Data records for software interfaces

--- --- ---

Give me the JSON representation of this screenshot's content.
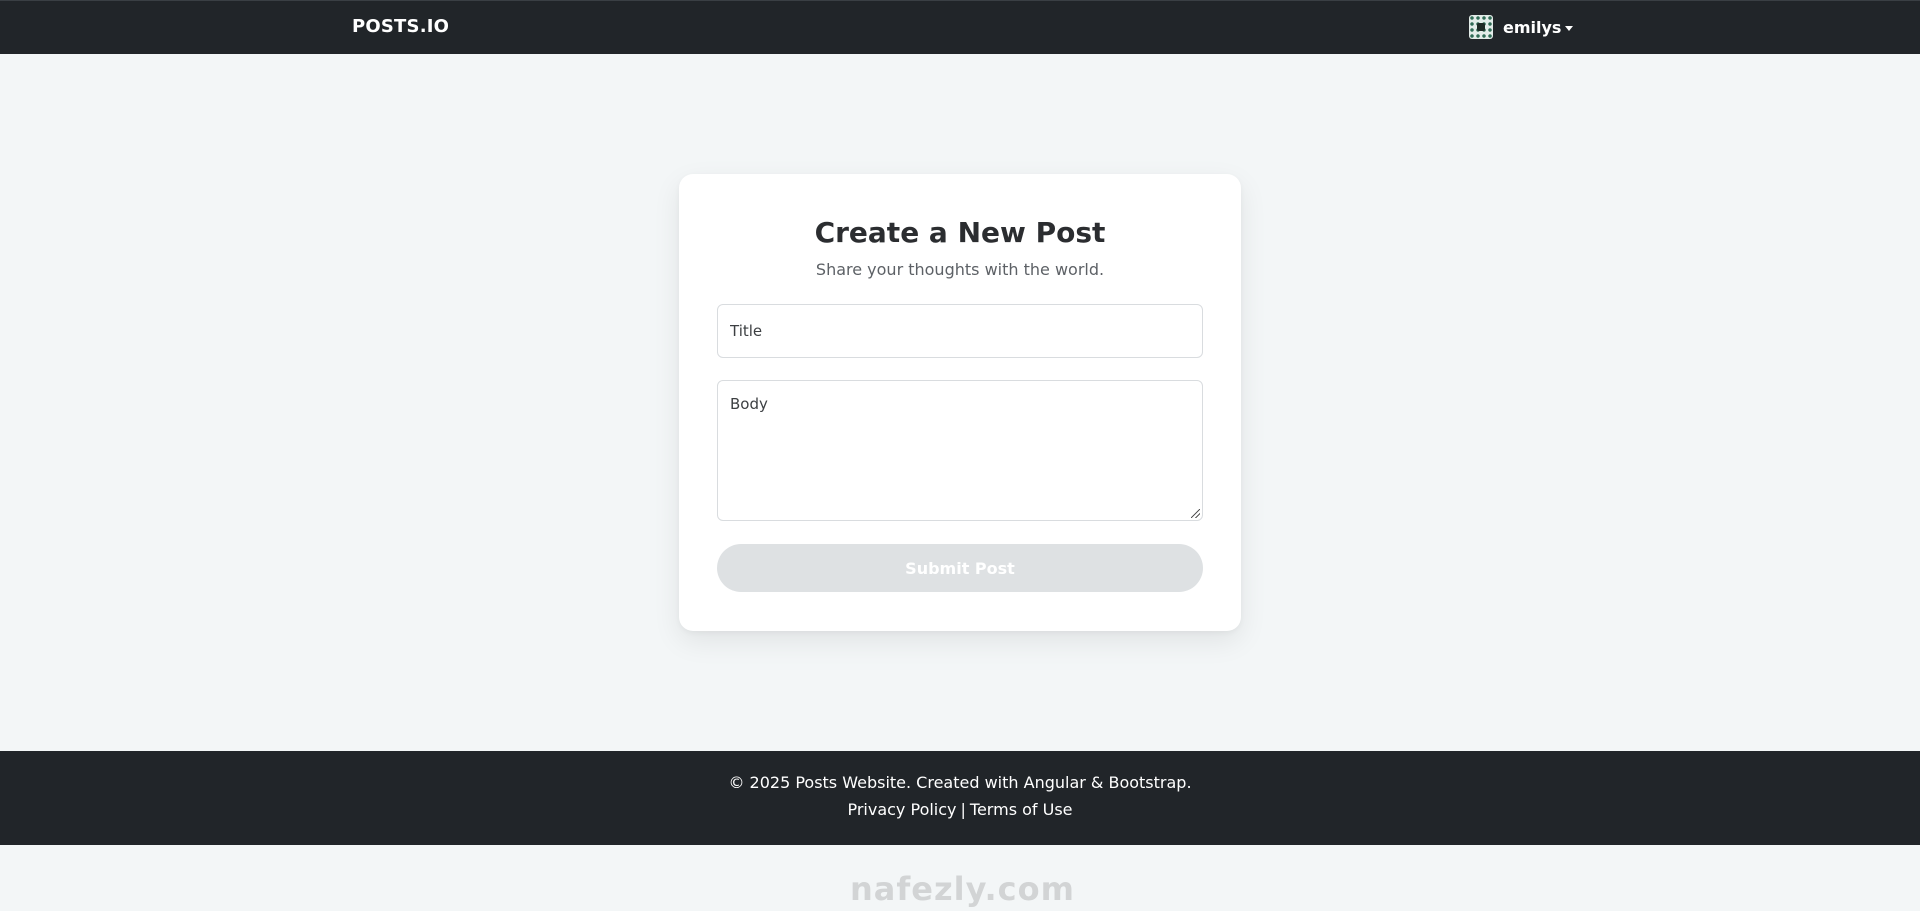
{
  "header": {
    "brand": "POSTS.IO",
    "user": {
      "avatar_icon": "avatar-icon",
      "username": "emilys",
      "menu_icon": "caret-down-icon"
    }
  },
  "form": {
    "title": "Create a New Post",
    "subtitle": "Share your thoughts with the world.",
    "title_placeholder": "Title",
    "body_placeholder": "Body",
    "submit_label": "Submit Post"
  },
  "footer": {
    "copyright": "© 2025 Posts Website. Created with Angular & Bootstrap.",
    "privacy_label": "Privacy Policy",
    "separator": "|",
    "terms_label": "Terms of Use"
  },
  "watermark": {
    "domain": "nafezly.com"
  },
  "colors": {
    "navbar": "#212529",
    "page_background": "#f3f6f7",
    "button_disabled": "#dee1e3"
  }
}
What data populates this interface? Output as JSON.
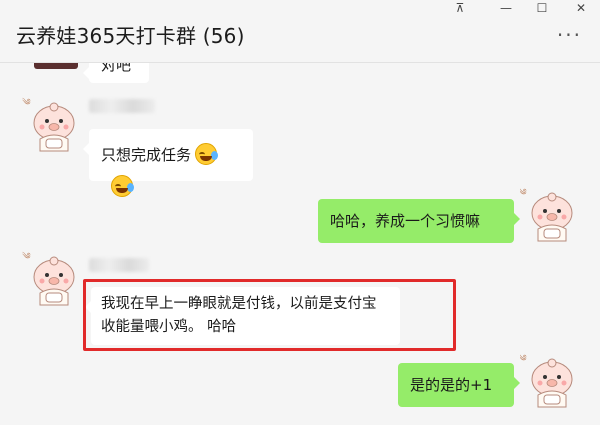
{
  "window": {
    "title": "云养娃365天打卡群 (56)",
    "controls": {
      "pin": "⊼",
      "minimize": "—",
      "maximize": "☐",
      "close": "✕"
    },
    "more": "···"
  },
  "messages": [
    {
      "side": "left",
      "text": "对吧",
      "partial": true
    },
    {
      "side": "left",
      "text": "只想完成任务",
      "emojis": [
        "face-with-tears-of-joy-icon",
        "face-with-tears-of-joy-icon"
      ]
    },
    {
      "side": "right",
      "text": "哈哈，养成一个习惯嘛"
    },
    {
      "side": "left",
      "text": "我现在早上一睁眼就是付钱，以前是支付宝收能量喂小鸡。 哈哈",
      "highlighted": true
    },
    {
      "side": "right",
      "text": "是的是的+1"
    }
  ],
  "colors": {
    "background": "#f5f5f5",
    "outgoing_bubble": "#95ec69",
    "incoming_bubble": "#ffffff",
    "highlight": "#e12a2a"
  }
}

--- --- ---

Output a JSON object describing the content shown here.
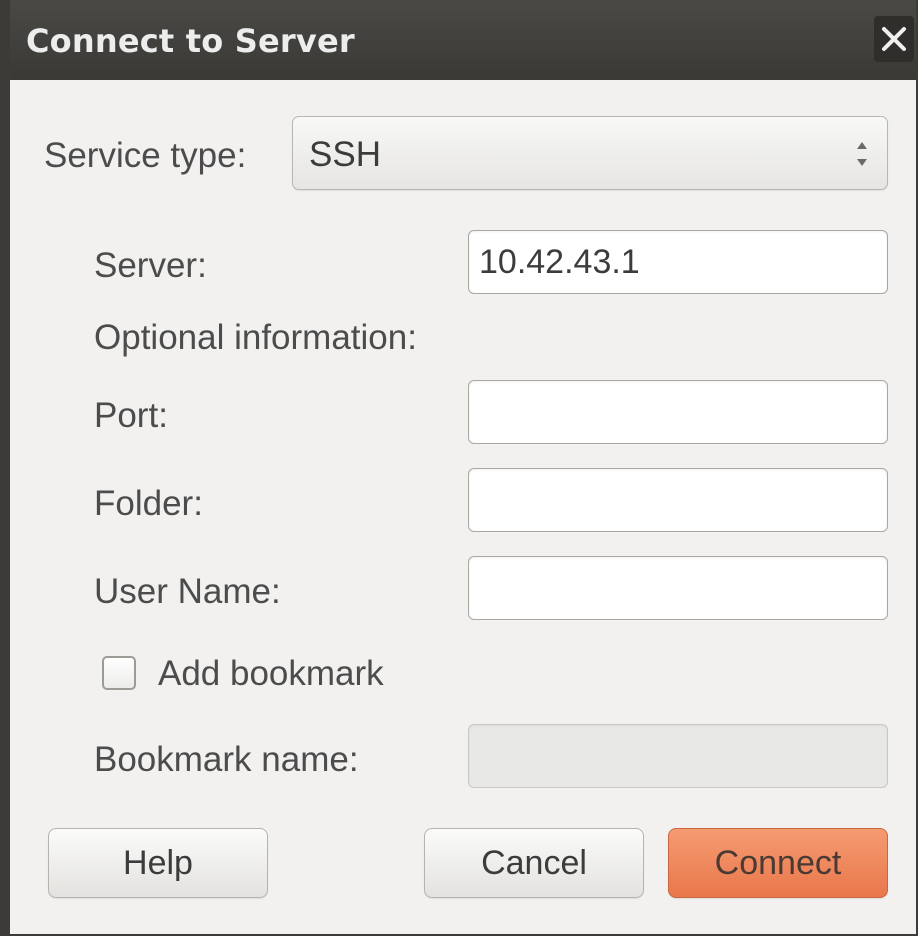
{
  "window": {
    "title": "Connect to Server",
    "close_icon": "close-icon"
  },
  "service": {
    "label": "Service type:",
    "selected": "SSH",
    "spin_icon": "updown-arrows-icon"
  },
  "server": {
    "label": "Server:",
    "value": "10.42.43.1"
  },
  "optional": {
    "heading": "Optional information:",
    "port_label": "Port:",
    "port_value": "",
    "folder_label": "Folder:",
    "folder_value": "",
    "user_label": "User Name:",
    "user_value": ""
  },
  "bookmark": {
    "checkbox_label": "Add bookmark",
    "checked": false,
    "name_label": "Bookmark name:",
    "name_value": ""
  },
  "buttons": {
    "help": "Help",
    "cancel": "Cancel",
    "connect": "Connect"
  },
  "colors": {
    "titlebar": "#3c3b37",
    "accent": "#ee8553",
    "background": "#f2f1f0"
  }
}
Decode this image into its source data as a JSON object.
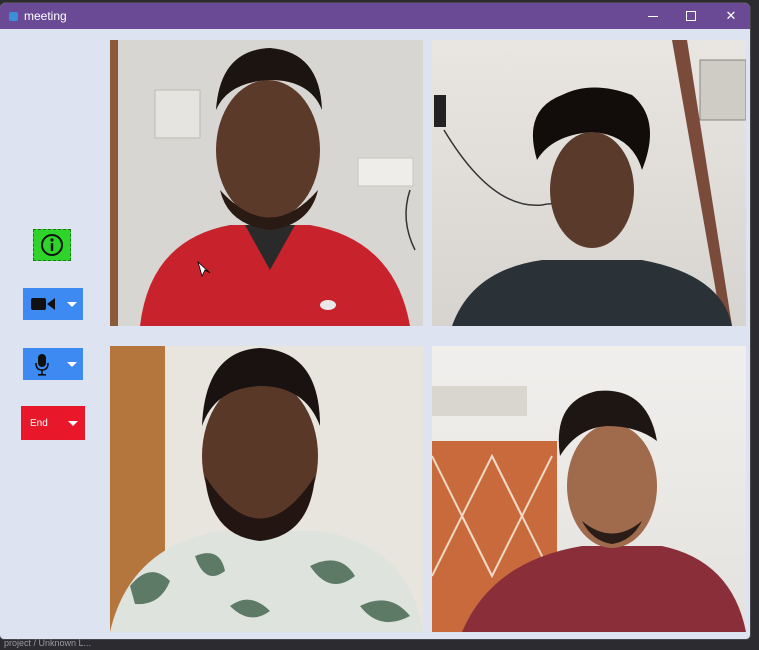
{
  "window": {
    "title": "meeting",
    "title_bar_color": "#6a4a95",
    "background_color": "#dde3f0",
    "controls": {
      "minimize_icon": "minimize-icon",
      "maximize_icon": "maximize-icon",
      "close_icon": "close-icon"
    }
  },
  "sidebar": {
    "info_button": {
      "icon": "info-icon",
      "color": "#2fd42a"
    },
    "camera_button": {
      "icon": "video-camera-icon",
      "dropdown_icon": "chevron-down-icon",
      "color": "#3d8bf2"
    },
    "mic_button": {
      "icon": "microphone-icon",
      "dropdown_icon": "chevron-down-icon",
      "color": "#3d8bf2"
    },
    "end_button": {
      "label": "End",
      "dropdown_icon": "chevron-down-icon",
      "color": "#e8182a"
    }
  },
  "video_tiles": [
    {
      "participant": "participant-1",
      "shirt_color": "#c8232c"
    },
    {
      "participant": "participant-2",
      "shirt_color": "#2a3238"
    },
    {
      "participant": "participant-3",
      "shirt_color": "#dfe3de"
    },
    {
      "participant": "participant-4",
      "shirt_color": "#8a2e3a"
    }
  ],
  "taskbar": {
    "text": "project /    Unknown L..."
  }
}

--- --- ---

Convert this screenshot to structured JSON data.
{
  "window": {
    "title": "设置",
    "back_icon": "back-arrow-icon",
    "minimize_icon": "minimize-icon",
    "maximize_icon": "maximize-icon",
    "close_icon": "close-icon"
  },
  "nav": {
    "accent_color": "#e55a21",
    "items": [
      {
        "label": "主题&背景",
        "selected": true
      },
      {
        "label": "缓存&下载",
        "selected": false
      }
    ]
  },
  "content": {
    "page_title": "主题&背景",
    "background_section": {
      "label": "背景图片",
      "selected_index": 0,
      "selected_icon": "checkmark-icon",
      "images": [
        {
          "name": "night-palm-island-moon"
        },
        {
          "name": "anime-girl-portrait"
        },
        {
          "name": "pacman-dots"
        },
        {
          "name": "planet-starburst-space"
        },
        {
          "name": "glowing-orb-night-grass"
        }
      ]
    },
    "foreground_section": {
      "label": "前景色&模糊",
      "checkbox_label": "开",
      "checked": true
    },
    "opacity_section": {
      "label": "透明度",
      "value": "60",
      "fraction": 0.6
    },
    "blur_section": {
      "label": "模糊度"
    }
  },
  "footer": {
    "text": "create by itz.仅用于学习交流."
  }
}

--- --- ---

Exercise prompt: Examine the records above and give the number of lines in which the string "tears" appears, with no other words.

Written solution: 2